Commercial Space – Project detail

Anecdotal evidence from the demand side and statistical evidence from the supply side, suggests that unless availability of commercial property in and around Cambridge is increased, Cambridge’s growth could be impacted.

Commercial Space – Project detail

Image:  Photograph used by permission of Cambridge Science Park

Background to Cambridge’s Commercial Space

The growth of Cambridge into a world-leading cluster has been underpinned by an increase in incubator and commercial space in and around the city; catering for the smallest start-ups to the billion dollar companies like ARM and AVEVA that have grown up in Cambridge. Since the creation of Trinity Science Park in the 1970’s, the UK’s first Science Park, there are now over 19 science and business parks in and around Cambridge.

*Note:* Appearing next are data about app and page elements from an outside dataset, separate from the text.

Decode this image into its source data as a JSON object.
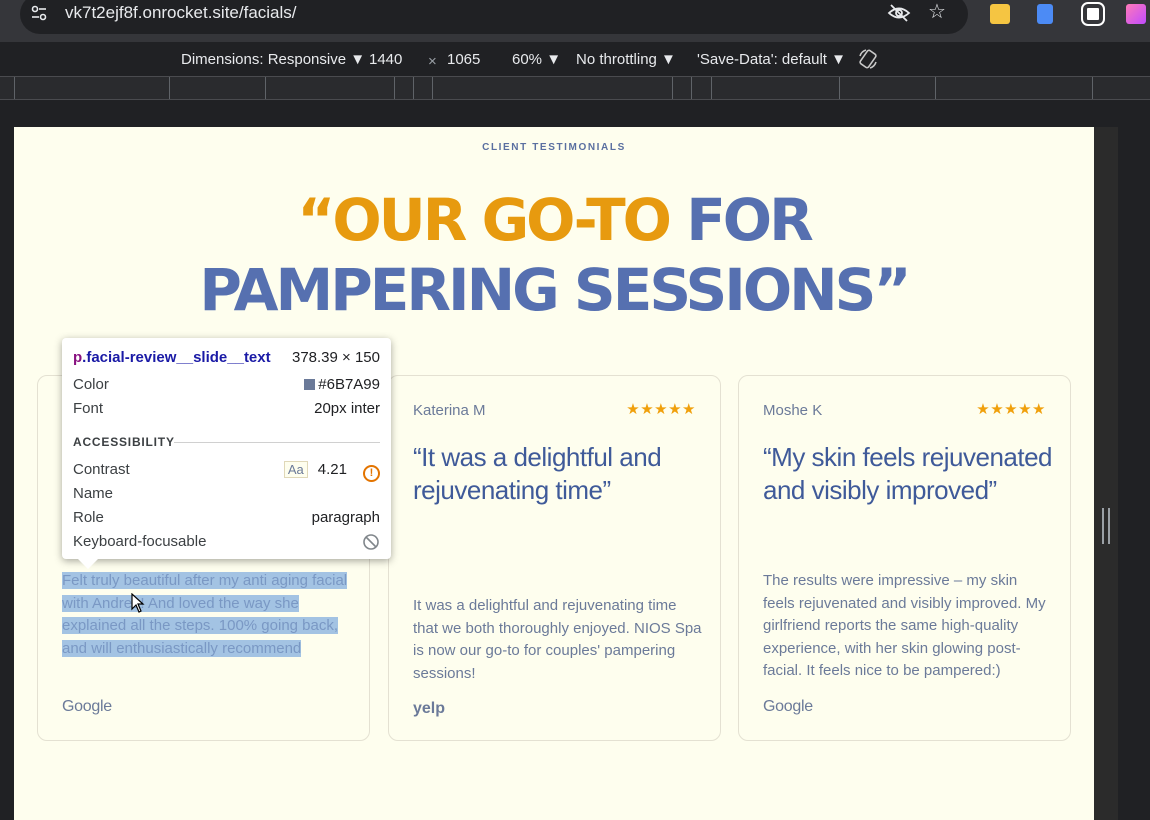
{
  "browser": {
    "url": "vk7t2ejf8f.onrocket.site/facials/",
    "icons": [
      "site-settings-icon",
      "eye-off-icon",
      "star-icon",
      "extension-icons"
    ]
  },
  "device_toolbar": {
    "dimensions_label": "Dimensions: Responsive ▼",
    "width": "1440",
    "times": "×",
    "height": "1065",
    "zoom": "60% ▼",
    "throttling": "No throttling ▼",
    "save_data": "'Save-Data': default ▼"
  },
  "page": {
    "eyebrow": "CLIENT TESTIMONIALS",
    "headline_gold": "“OUR GO-TO",
    "headline_blue_1": "FOR",
    "headline_blue_2": "PAMPERING SESSIONS”",
    "accent_gold": "#E79A0F",
    "accent_blue": "#5670B0",
    "cards": [
      {
        "author": "",
        "stars": "",
        "quote": "",
        "body": "Felt truly beautiful after my anti aging facial with Andrea! And loved the way she explained all the steps. 100% going back, and will enthusiastically recommend",
        "source": "Google"
      },
      {
        "author": "Katerina M",
        "stars": "★★★★★",
        "quote": "“It was a delightful and rejuvenating time”",
        "body": "It was a delightful and rejuvenating time that we both thoroughly enjoyed. NIOS Spa is now our go-to for couples' pampering sessions!",
        "source": "yelp"
      },
      {
        "author": "Moshe K",
        "stars": "★★★★★",
        "quote": "“My skin feels rejuvenated and visibly improved”",
        "body": "The results were impressive – my skin feels rejuvenated and visibly improved. My girlfriend reports the same high-quality experience, with her skin glowing post-facial. It feels nice to be pampered:)",
        "source": "Google"
      }
    ]
  },
  "inspector": {
    "selector_tag": "p",
    "selector_class": ".facial-review__slide__text",
    "size": "378.39 × 150",
    "color_label": "Color",
    "color_value": "#6B7A99",
    "font_label": "Font",
    "font_value": "20px inter",
    "section": "ACCESSIBILITY",
    "contrast_label": "Contrast",
    "contrast_sample": "Aa",
    "contrast_value": "4.21",
    "name_label": "Name",
    "role_label": "Role",
    "role_value": "paragraph",
    "focusable_label": "Keyboard-focusable"
  }
}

Some existing companies are able to expand physically – in 2016 ARM  announced that it would add 18,000 square metres of Grade A office space and two multi-storey car parks with 800 spaces at its headquarters in Peterhouse Technology Park in Fulbourn at a cost of £48m, enabling it to double its headcount to 5,000 over the next 5 years. But the lack of property availability is becoming a serious barrier to our homegrown companies as well as to outside companies that want to establish operations in Cambridge.

With Cambridge now ranked alongside Silicon Valley and Boston as a world leading technology cluster, the city is rapidly becoming a prime destination for inward investment by global technology companies. AstraZeneca’s move to Cambridge has been followed by a steady flow of other high profile businesses into the city – Apple, Amazon and Qualcomm to name just a few. In 2015, it was announced that the $24 billion San Diego-based Illumina would build its European R&D headquarters in Granta Park, Cambridge following its acquisition of Cambridge start-ups Solexa and Bluegnome, and in November 2016 Japanese plastics engineering Enplas Corporation, which has a global annual turnover of $400m and employs over 4,000 people worldwide, moved into Chesterford Research Park.

This combination of indigenous growth and increasing inward investment is starting to put huge pressures on the availability of commercial space at all levels: from incubation to major corporate offices. Fast-growing companies are unable to find space to move on to and release their current space to the next generation coming up. The two prime incubation sites at St John’s Innovation Centre and Babraham Research Campus have waiting lists, and new space is being taken even before construction is completed.

Picture of train passing Cambridge Biomedical Campus with cranes and construction in background

‘Crane-bridge’: Cambridge Biomedical Campus construction in April 2016

Meanwhile, in just four years the Cambridge Biomedical Campus has gone from empty to using up almost all the land that was planned to last through to 2040. From 2014 to 2015, the availability of Grade A commercial space fell from 250,000 sq. ft. to 70,000 sq. ft. with rents rising by over 15% across the science and business parks in response to the high demand.

While much of the focus is rightly on housing, education and transport, without access to commercial space Cambridge’s growth and attractiveness will inevitably falter as entrepreneurs move away to find new premises and in-movers choose other more accommodating global destinations.

Cambridge Ahead’s Commercial Space project team was formed with the objectives of understanding, in conjunction with the work of the Growth Project, the current and future supply and demand for commercial space at all levels so as to inform the debate on its provision.

Project activity

The project team is currently pursuing two main projects with another pending:

  1. We are working to understand the demand for and supply of incubation space which supports Cambridge entrepreneurs at the earliest stages of their company’s growth.
  2. We are also working to disaggregate the supply and demand figures to better understand the different situations for start-ups, growth companies, large indigenous companies and in-movers. This will include looking at the financing difficulties for the types of leases Cambridge businesses need. Fast-growing companies need flexible short exit leases to allow them to adjust to their growth, while property investors strongly favour long-term leases for security of their investment. There exists though, strong anecdotal evidence from, for example, St John’s Innovation Centre and the Babraham Research Campus, that there may be a third, Cambridge way. This is one that offers short leases with investor security, but an evidenced case needs to be built for investors.
  3. The third project is pending and will look at the financing of particularly incubation space, which currently comes primarily from Cambridge colleges and Government rather than commercial investors.

These projects aim to create an evidence base to inform the local debate on how future commercial space needs are addressed, as well as engaging those involved in the provision of commercial space in making the case for Cambridge.

Latest figures on office space

Here are the latest figures and key news on office space in Cambridge

Cambridge saw strong 2016 take-up despite uncertainty (Business Weekly – Jan 2017)
Rockspring lets 31,000 sq ft at Cambridge Research Park (Property Funds World – Jan 2017)
£7m revamp of ex-Sepura HQ eases Cambridge office crisis (Business Weekly – Feb 2017)